I still believe that Muhammad was not an evil man and he was convinced that he was a prophet. But whatever is not from God has every possibility of turning into something that is evil. Because no divine force stopped Muhammad when he waged wars and began giving himself concessions, he must have thought that whatever he was doing had God’s approval and blessing. Quran insists that a Muslims must obey God and Muhammad and must bless Muhammad every day. And while there are many ahadith that teach that Muhammad was only a man, there are also many more that urge Muslims to put their complete faith in Muhammad, give their oath of allegiance to him, bless him, and seek his intercession on the day of judgment because when “all prophets from Adam to Jesus” will fail to intercede, Muhammad will speak up from his ‘Maqam Mahmoud’ (exalted position) to intercede for his followers.  Knowing all this and more, I couldn’t go on being a Muslim.

A prophet comes to change the evil status quo and reform the society. Arguing that raids, polygamy, child marriages, slavery and wife beating were the ancient customs of Arabia which Islam allowed to continue but tried to control just shows what Muhammad should have done and didn’t do. If my teacher wants me to write with an ink pen, he shouldn’t use a ballpoint pen in class and should set a positive example by using an ink pen himself instead of claiming that he can do whatever he likes because he is the teacher.
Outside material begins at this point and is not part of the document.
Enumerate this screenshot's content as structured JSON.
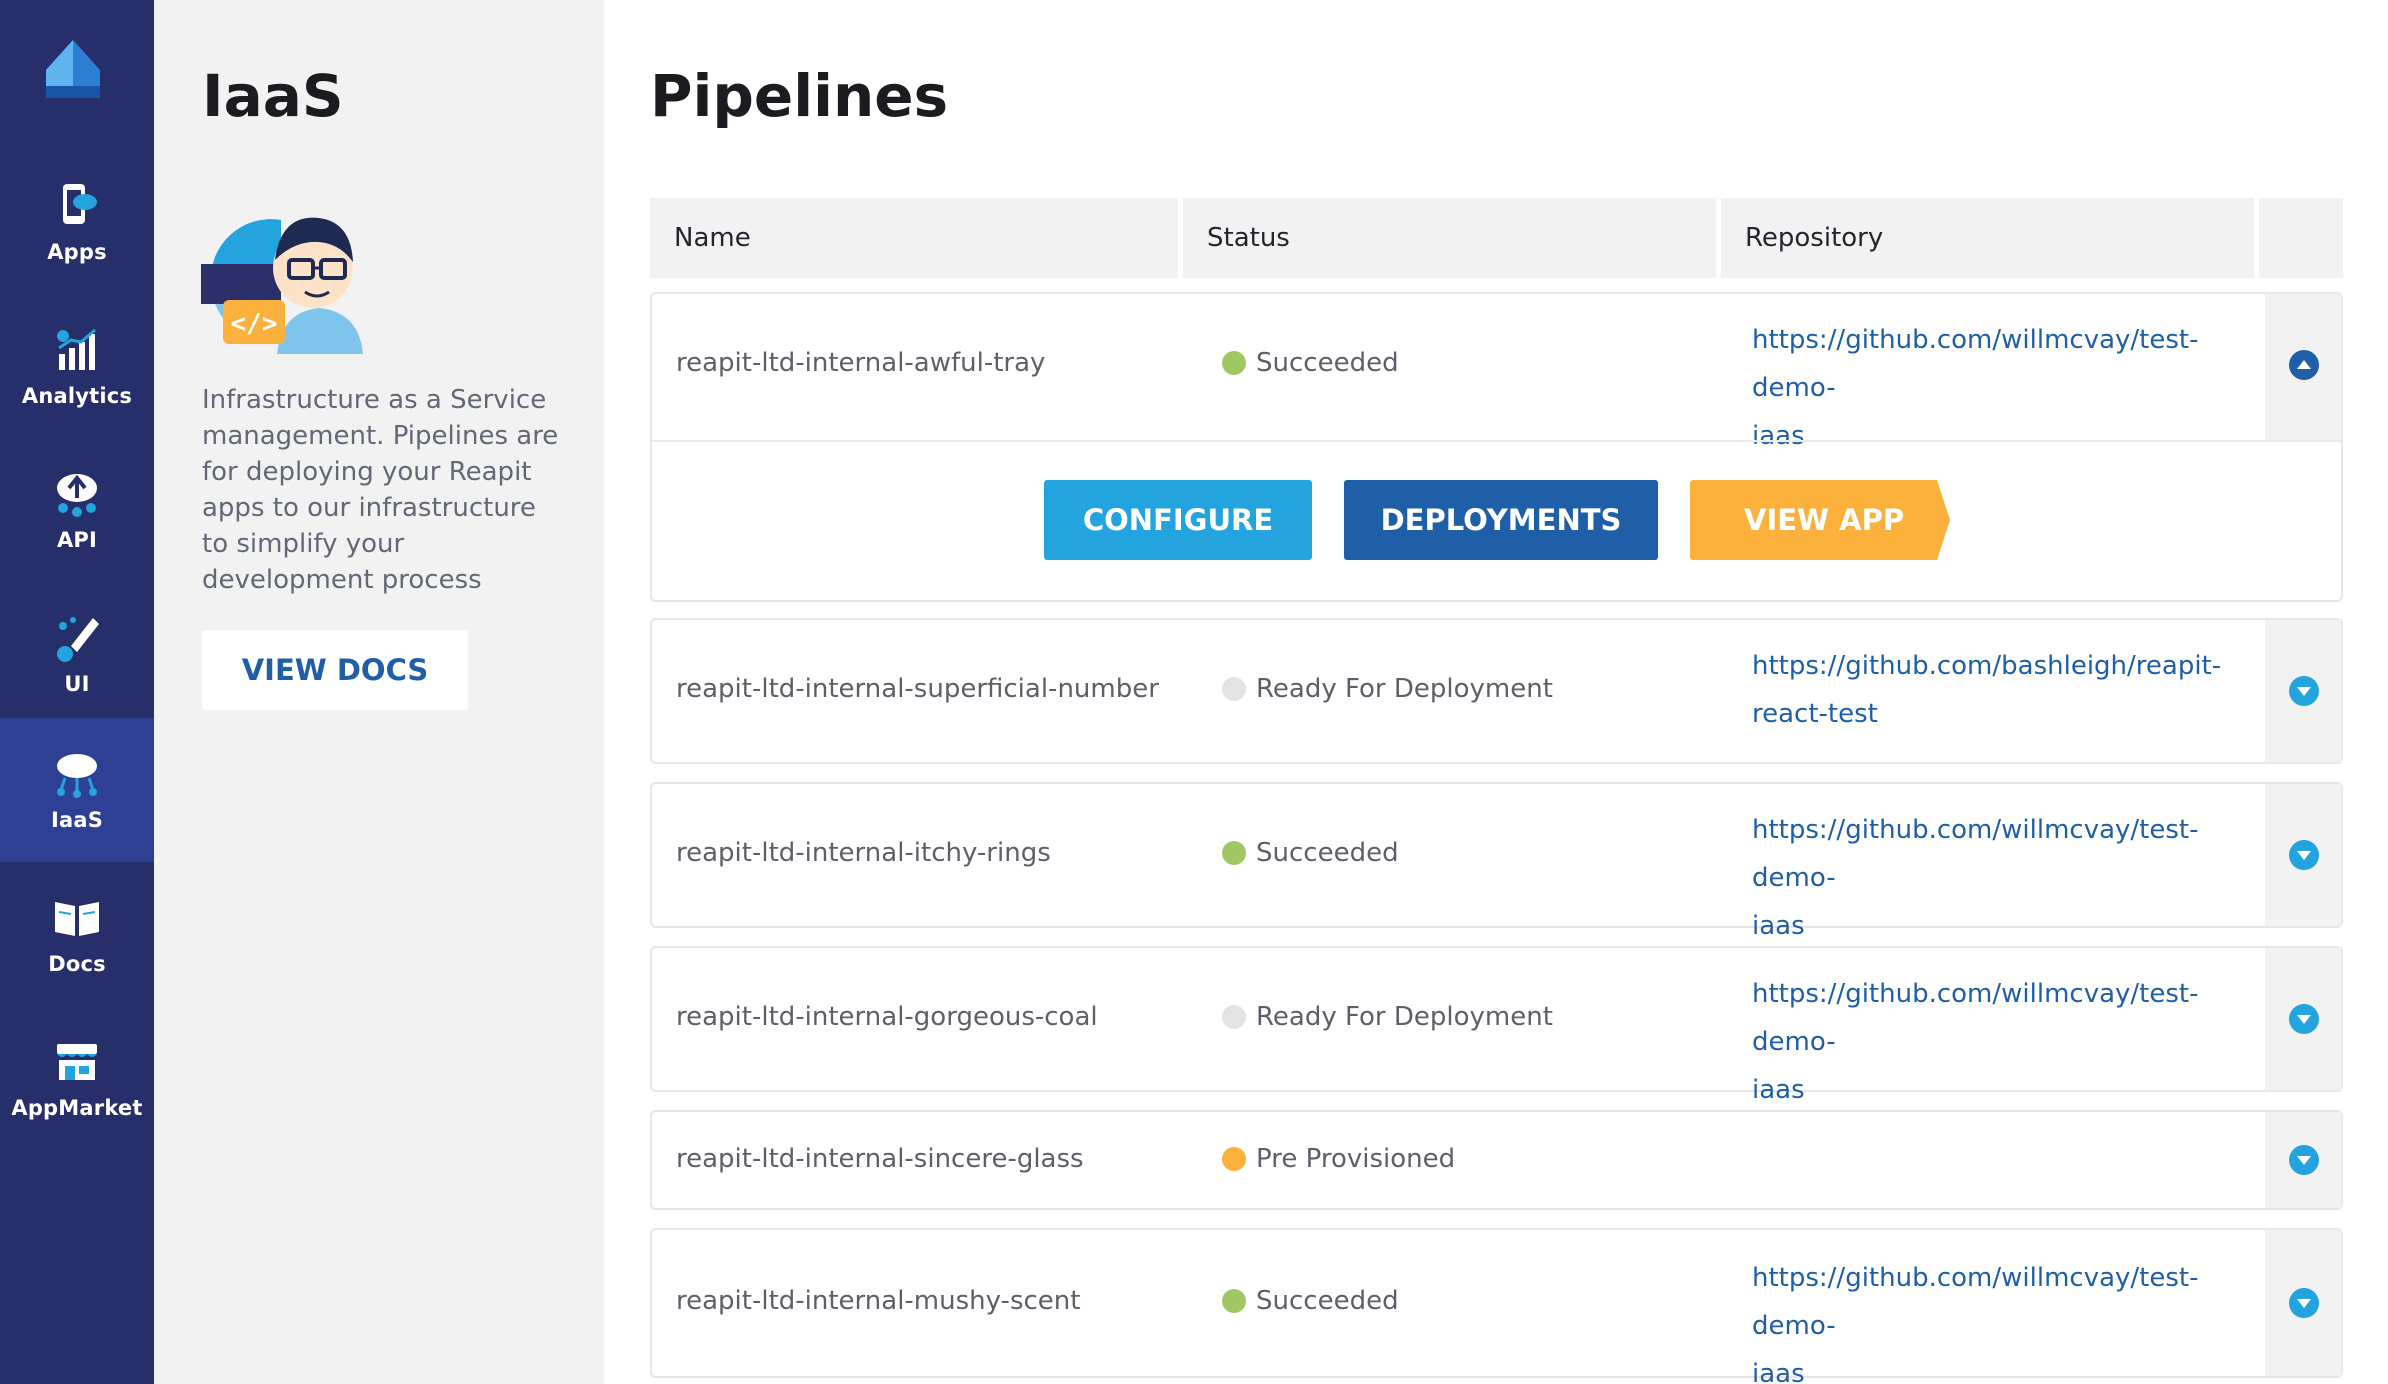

By including such acts in his practice and in the Quran, Muhammad may have tried to set boundaries but he also sanctioned them in the process. Did he really think these practices would gradually end as Muslims claim when he also claimed to be the last prophet who is to be followed completely?

This is how I felt about the religion in which I was born. But I didn’t blindly jump into Christianity. I studied other religions and came to the conclusion that while I may not agree with some Christians and their practices, the message of Christ is indeed the best and the most peaceful. One can bring about change through love. Nothing and no one compares to Jesus, the Christ. He doesn’t need my praise because his actions still speak for themselves, and he doesn’t need my blessings because he is the one who blesses, for the Lord is indeed my Shepherd.

I continue to read the Bible every day and study Christianity. I must admit that those who love me have been very supportive. They have not converted to Christianity but they know and appreciate how Christ has brought peace into my life. I do not stay up all night any longer reading and re-reading the Quran in horror and disbelief and I am not bitter about the teachings of Muhammad any longer because I find solace in the words of Christ; words that warn gently and make us humble and kind human beings.

I now firmly believe that if you earnestly seek truth and keep your heart and mind open, Jesus does find you eventually for he promised - “Ask and it will be given to you; seek and you will find; knock and the door will be opened to you” (Matthew 7:7).